Racial Equity 2030 seeks to scale transformative ideas that will improve the lives of children, families and communities across the globe.
Battle Creek, MI, Oct. 13, 2020 – Today, the W.K. Kellogg Foundation announced the launch of Racial Equity 2030, a call for bold solutions to drive an equitable future for children, families and communities across the globe. In honor of the foundation’s 90th anniversary, the Challenge will award $90 million to invite, build and scale actionable ideas for transformative change in the systems and institutions that uphold inequities.
“Racial Equity 2030 is an invitation to build on this moment and advance equity,” said La June Montgomery Tabron, president and CEO of the W.K. Kellogg Foundation. “At the Kellogg Foundation, we know that change happens through people and their collective action. That’s why we’re awarding $90 million to fuel creative and actionable solutions to achieve racial equity in the next decade.”
Today, too many children’s futures are bound by the color of their skin, their families’ circumstances or the limits of opportunity in their communities. Racial Equity 2030 seeks bold ideas to create a future that is equitable and just.
The novel coronavirus pandemic has compounded many of the inequities in health, wealth, education and opportunity. And global outcry has ensued from decades of racial and systemic injustice. Racial Equity 2030 is a chance to reimagine and to build a future where equity is realized. Teams of visionaries, change agents and community leaders from every sector are encouraged to apply.
Interested organizations must register to apply before Jan. 28, 2021. Complete applications are due by Feb. 25, 2021 and will be assessed by expert reviewers, as well as by peer applicants.
Racial Equity 2030 extends an invitation to communities across the globe to join in this pursuit. Applications must embrace and reflect the values of racial equity and justice. They must be led by a team that centers on lived experience and includes communities most affected by the issues as part of leadership in the project. More details can be found on the Challenge website: https://racialequity2030.org.
The Challenge is being managed by Lever for Change, a nonprofit that leverages its networks to find and fund solutions to the world’s greatest challenges, including racial and gender equity, economic development and climate change.
“We welcome innovative ideas from and for communities around the world,” said Cecilia Conrad, CEO of Lever for Change. “It’s time to reimagine what is possible, to remove the barriers that stand in the way of social progress for all, and to make big investments that advance racial equity and economic opportunity at scale.”
Applicants are welcome to propose early-to-mid-stage ideas, as up to 10 teams will be selected as Finalists and each will receive a one-year $1 million planning grant, which includes nine months of capacity-building support to further develop their project and strengthen their application. At least five additional awards adding up to $80 million will be announced in the summer of 2022. At least three Awardees will each receive a $20 million grant. Two additional Awardees will each receive a $10 million grant. Grants will be paid out over nine years to coincide with W.K. Kellogg Foundation’s 100th anniversary in 2030.

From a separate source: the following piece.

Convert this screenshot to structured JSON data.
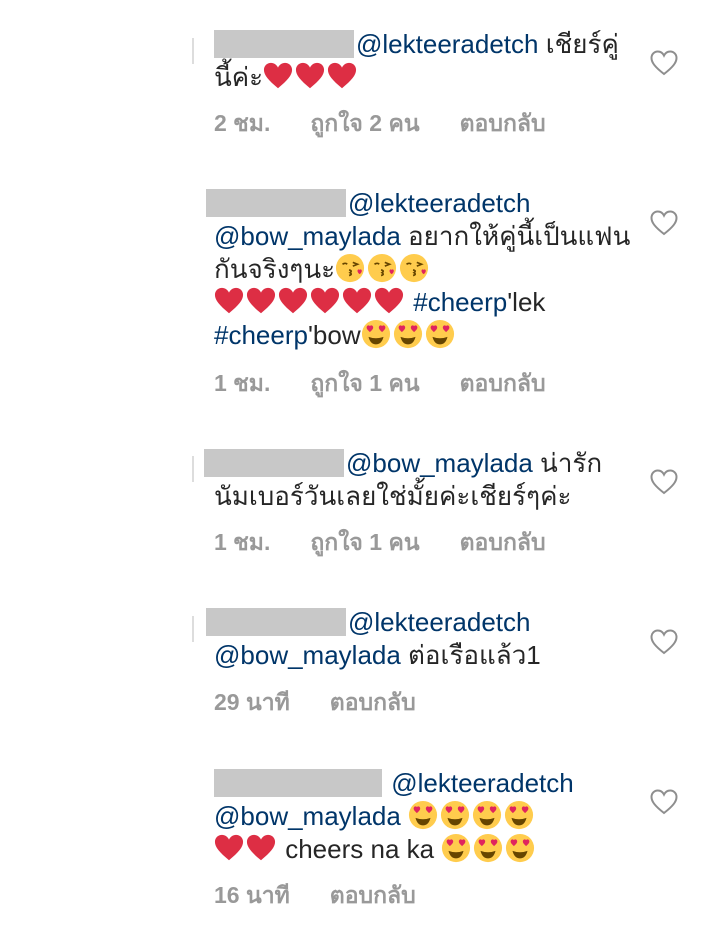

More information on Racial Equity 2030 and other competitions can be found at www.leverforchange.org.
W.K. Kellogg Foundation
The W.K. Kellogg Foundation (WKKF), founded in 1930 as an independent, private foundation by breakfast cereal innovator and entrepreneur Will Keith Kellogg, is among the largest philanthropic foundations in the United States. Guided by the belief that all children should have an equal opportunity to thrive, WKKF works with communities to create conditions for vulnerable children so they can realize their full potential in school, work and life.
The W.K. Kellogg Foundation is based in Battle Creek, Michigan, and works throughout the United States and internationally, as well as with sovereign tribes. Special attention is paid to priority places where there are high concentrations of poverty and where children face significant barriers to success. WKKF priority places in the U.S. are in Michigan, Mississippi, New Mexico and New Orleans; and internationally, are in Mexico and Haiti. To learn more about WKKF, visit www.wkkf.org or follow WKKF on Twitter at @wk_kellogg_fdn.
Lever for Change
Lever for Change, a nonprofit affiliate of the John D. and Catherine T. MacArthur Foundation, leverages networks to find and fund solutions to the world’s greatest challenges, ranging from racial and gender equity to economic development and climate change. Building on the success of the MacArthur Foundation’s $100 million competition, 100&Change, Lever for Change customizes and manages open and transparent competitions for donors. In addition, we match donors with nonprofits and social enterprises in our Bold Solutions Network whose solutions to significant social challenges were highly ranked after rigorous evaluation in one of our competitions. Currently, Lever for Change is managing nine competitions, ranging in size from $10-to-100 million, awarding $295 million to grant recipients and strengthening dozens of top organizations. For more information, visit www.leverforchange.org.
Media Contact: Marc Moorghen, Communications Director, Lever for Change, firstname.lastname@example.org, 773.789.1714